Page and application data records
------------------------------------
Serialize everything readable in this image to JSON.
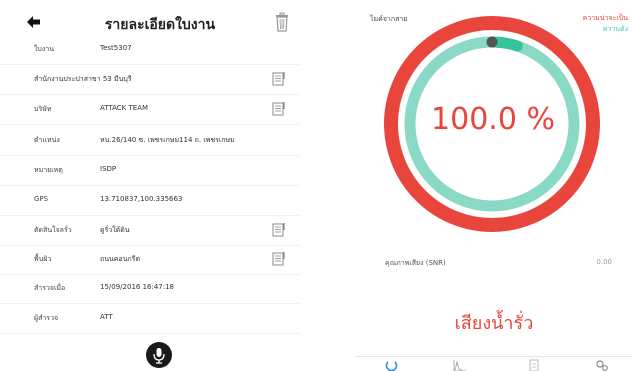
{
  "left": {
    "title": "รายละเอียดใบงาน",
    "rows": [
      {
        "label": "ใบงาน",
        "value": "Test5307"
      },
      {
        "label": "",
        "value": "สำนักงานประปาสาขา 53 มีนบุรี"
      },
      {
        "label": "บริษัท",
        "value": "ATTACK TEAM"
      },
      {
        "label": "ตำแหน่ง",
        "value": "หน.26/140 ซ. เพชรเกษม114 ถ. เพชรเกษม"
      },
      {
        "label": "หมายเหตุ",
        "value": "ISDP"
      },
      {
        "label": "GPS",
        "value": "13.710837,100.335663"
      },
      {
        "label": "ตัดสินใจลรั่ว",
        "value": "ดูรั่วใต้ดิน"
      },
      {
        "label": "พื้นผิว",
        "value": "ถนนคอนกรีต"
      },
      {
        "label": "สำรวจเมื่อ",
        "value": "15/09/2016 16:47:18"
      },
      {
        "label": "ผู้สำรวจ",
        "value": "ATT"
      }
    ]
  },
  "right": {
    "mode_label": "ไมค์จากสาย",
    "legend_red": "ความน่าจะเป็น",
    "legend_teal": "ความดัง",
    "percent_text": "100.0 %",
    "probability_percent": 100,
    "loudness_fraction": 0.05,
    "snr_label": "คุณภาพเสียง (SNR)",
    "snr_value": "0.00",
    "result": "เสียงน้ำรั่ว",
    "colors": {
      "red": "#e8453c",
      "teal": "#8ad9c7",
      "teal_dark": "#34c39a"
    }
  }
}
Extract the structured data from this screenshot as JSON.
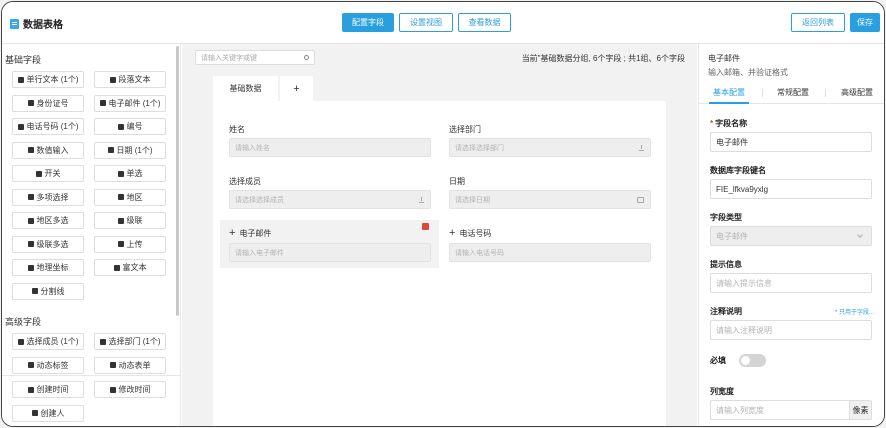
{
  "header": {
    "title": "数据表格",
    "config_fields": "配置字段",
    "set_view": "设置视图",
    "view_data": "查看数据",
    "back_to_list": "返回列表",
    "save": "保存"
  },
  "left": {
    "basic_title": "基础字段",
    "basic_fields": [
      {
        "label": "单行文本 (1个)",
        "icon": "text-line-icon"
      },
      {
        "label": "段落文本",
        "icon": "paragraph-icon"
      },
      {
        "label": "身份证号",
        "icon": "id-card-icon"
      },
      {
        "label": "电子邮件 (1个)",
        "icon": "mail-icon"
      },
      {
        "label": "电话号码 (1个)",
        "icon": "phone-icon"
      },
      {
        "label": "编号",
        "icon": "serial-icon"
      },
      {
        "label": "数值输入",
        "icon": "number-icon"
      },
      {
        "label": "日期 (1个)",
        "icon": "calendar-icon"
      },
      {
        "label": "开关",
        "icon": "toggle-icon"
      },
      {
        "label": "单选",
        "icon": "radio-icon"
      },
      {
        "label": "多项选择",
        "icon": "checkbox-icon"
      },
      {
        "label": "地区",
        "icon": "region-icon"
      },
      {
        "label": "地区多选",
        "icon": "region-multi-icon"
      },
      {
        "label": "级联",
        "icon": "cascade-icon"
      },
      {
        "label": "级联多选",
        "icon": "cascade-multi-icon"
      },
      {
        "label": "上传",
        "icon": "upload-icon"
      },
      {
        "label": "地理坐标",
        "icon": "location-icon"
      },
      {
        "label": "富文本",
        "icon": "rich-text-icon"
      },
      {
        "label": "分割线",
        "icon": "divider-icon"
      }
    ],
    "advanced_title": "高级字段",
    "advanced_fields": [
      {
        "label": "选择成员 (1个)",
        "icon": "member-icon"
      },
      {
        "label": "选择部门 (1个)",
        "icon": "department-icon"
      },
      {
        "label": "动态标签",
        "icon": "tag-icon"
      },
      {
        "label": "动态表单",
        "icon": "form-icon"
      }
    ],
    "system_fields": [
      {
        "label": "创建时间",
        "icon": "clock-icon"
      },
      {
        "label": "修改时间",
        "icon": "clock-edit-icon"
      },
      {
        "label": "创建人",
        "icon": "person-icon"
      }
    ]
  },
  "center": {
    "search_placeholder": "请输入关键字或键",
    "summary": "当前\"基础数据分组, 6个字段 ;    共1组、6个字段",
    "tabs": [
      "基础数据",
      "+"
    ],
    "fields": {
      "name": {
        "label": "姓名",
        "placeholder": "请输入姓名"
      },
      "department": {
        "label": "选择部门",
        "placeholder": "请选择选择部门"
      },
      "member": {
        "label": "选择成员",
        "placeholder": "请选择选择成员"
      },
      "date": {
        "label": "日期",
        "placeholder": "请选择日期"
      },
      "email": {
        "label": "电子邮件",
        "placeholder": "请输入电子邮件"
      },
      "phone": {
        "label": "电话号码",
        "placeholder": "请输入电话号码"
      }
    }
  },
  "right": {
    "title": "电子邮件",
    "subtitle": "输入邮箱、并验证格式",
    "tabs": [
      "基本配置",
      "常规配置",
      "高级配置"
    ],
    "field_name_label": "字段名称",
    "field_name_value": "电子邮件",
    "db_key_label": "数据库字段键名",
    "db_key_value": "FIE_lfkva9yxlg",
    "type_label": "字段类型",
    "type_value": "电子邮件",
    "hint_label": "提示信息",
    "hint_placeholder": "请输入提示信息",
    "note_label": "注释说明",
    "note_link": "* 只用于字段...",
    "note_placeholder": "请输入注释说明",
    "required_label": "必填",
    "width_label": "列宽度",
    "width_placeholder": "请输入列宽度",
    "width_unit": "像素"
  },
  "colors": {
    "accent": "#2a9fe0",
    "danger": "#e0453a"
  }
}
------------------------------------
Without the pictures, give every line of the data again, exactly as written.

Serialize everything readable in this image to JSON.
{
  "left": {
    "title": "รายละเอียดใบงาน",
    "rows": [
      {
        "label": "ใบงาน",
        "value": "Test5307"
      },
      {
        "label": "",
        "value": "สำนักงานประปาสาขา 53 มีนบุรี"
      },
      {
        "label": "บริษัท",
        "value": "ATTACK TEAM"
      },
      {
        "label": "ตำแหน่ง",
        "value": "หน.26/140 ซ. เพชรเกษม114 ถ. เพชรเกษม"
      },
      {
        "label": "หมายเหตุ",
        "value": "ISDP"
      },
      {
        "label": "GPS",
        "value": "13.710837,100.335663"
      },
      {
        "label": "ตัดสินใจลรั่ว",
        "value": "ดูรั่วใต้ดิน"
      },
      {
        "label": "พื้นผิว",
        "value": "ถนนคอนกรีต"
      },
      {
        "label": "สำรวจเมื่อ",
        "value": "15/09/2016 16:47:18"
      },
      {
        "label": "ผู้สำรวจ",
        "value": "ATT"
      }
    ]
  },
  "right": {
    "mode_label": "ไมค์จากสาย",
    "legend_red": "ความน่าจะเป็น",
    "legend_teal": "ความดัง",
    "percent_text": "100.0 %",
    "probability_percent": 100,
    "loudness_fraction": 0.05,
    "snr_label": "คุณภาพเสียง (SNR)",
    "snr_value": "0.00",
    "result": "เสียงน้ำรั่ว",
    "colors": {
      "red": "#e8453c",
      "teal": "#8ad9c7",
      "teal_dark": "#34c39a"
    }
  }
}
Extract the structured data from this screenshot as JSON.
{
  "header": {
    "title": "数据表格",
    "config_fields": "配置字段",
    "set_view": "设置视图",
    "view_data": "查看数据",
    "back_to_list": "返回列表",
    "save": "保存"
  },
  "left": {
    "basic_title": "基础字段",
    "basic_fields": [
      {
        "label": "单行文本 (1个)",
        "icon": "text-line-icon"
      },
      {
        "label": "段落文本",
        "icon": "paragraph-icon"
      },
      {
        "label": "身份证号",
        "icon": "id-card-icon"
      },
      {
        "label": "电子邮件 (1个)",
        "icon": "mail-icon"
      },
      {
        "label": "电话号码 (1个)",
        "icon": "phone-icon"
      },
      {
        "label": "编号",
        "icon": "serial-icon"
      },
      {
        "label": "数值输入",
        "icon": "number-icon"
      },
      {
        "label": "日期 (1个)",
        "icon": "calendar-icon"
      },
      {
        "label": "开关",
        "icon": "toggle-icon"
      },
      {
        "label": "单选",
        "icon": "radio-icon"
      },
      {
        "label": "多项选择",
        "icon": "checkbox-icon"
      },
      {
        "label": "地区",
        "icon": "region-icon"
      },
      {
        "label": "地区多选",
        "icon": "region-multi-icon"
      },
      {
        "label": "级联",
        "icon": "cascade-icon"
      },
      {
        "label": "级联多选",
        "icon": "cascade-multi-icon"
      },
      {
        "label": "上传",
        "icon": "upload-icon"
      },
      {
        "label": "地理坐标",
        "icon": "location-icon"
      },
      {
        "label": "富文本",
        "icon": "rich-text-icon"
      },
      {
        "label": "分割线",
        "icon": "divider-icon"
      }
    ],
    "advanced_title": "高级字段",
    "advanced_fields": [
      {
        "label": "选择成员 (1个)",
        "icon": "member-icon"
      },
      {
        "label": "选择部门 (1个)",
        "icon": "department-icon"
      },
      {
        "label": "动态标签",
        "icon": "tag-icon"
      },
      {
        "label": "动态表单",
        "icon": "form-icon"
      }
    ],
    "system_fields": [
      {
        "label": "创建时间",
        "icon": "clock-icon"
      },
      {
        "label": "修改时间",
        "icon": "clock-edit-icon"
      },
      {
        "label": "创建人",
        "icon": "person-icon"
      }
    ]
  },
  "center": {
    "search_placeholder": "请输入关键字或键",
    "summary": "当前\"基础数据分组, 6个字段 ;    共1组、6个字段",
    "tabs": [
      "基础数据",
      "+"
    ],
    "fields": {
      "name": {
        "label": "姓名",
        "placeholder": "请输入姓名"
      },
      "department": {
        "label": "选择部门",
        "placeholder": "请选择选择部门"
      },
      "member": {
        "label": "选择成员",
        "placeholder": "请选择选择成员"
      },
      "date": {
        "label": "日期",
        "placeholder": "请选择日期"
      },
      "email": {
        "label": "电子邮件",
        "placeholder": "请输入电子邮件"
      },
      "phone": {
        "label": "电话号码",
        "placeholder": "请输入电话号码"
      }
    }
  },
  "right": {
    "title": "电子邮件",
    "subtitle": "输入邮箱、并验证格式",
    "tabs": [
      "基本配置",
      "常规配置",
      "高级配置"
    ],
    "field_name_label": "字段名称",
    "field_name_value": "电子邮件",
    "db_key_label": "数据库字段键名",
    "db_key_value": "FIE_lfkva9yxlg",
    "type_label": "字段类型",
    "type_value": "电子邮件",
    "hint_label": "提示信息",
    "hint_placeholder": "请输入提示信息",
    "note_label": "注释说明",
    "note_link": "* 只用于字段...",
    "note_placeholder": "请输入注释说明",
    "required_label": "必填",
    "width_label": "列宽度",
    "width_placeholder": "请输入列宽度",
    "width_unit": "像素"
  },
  "colors": {
    "accent": "#2a9fe0",
    "danger": "#e0453a"
  }
}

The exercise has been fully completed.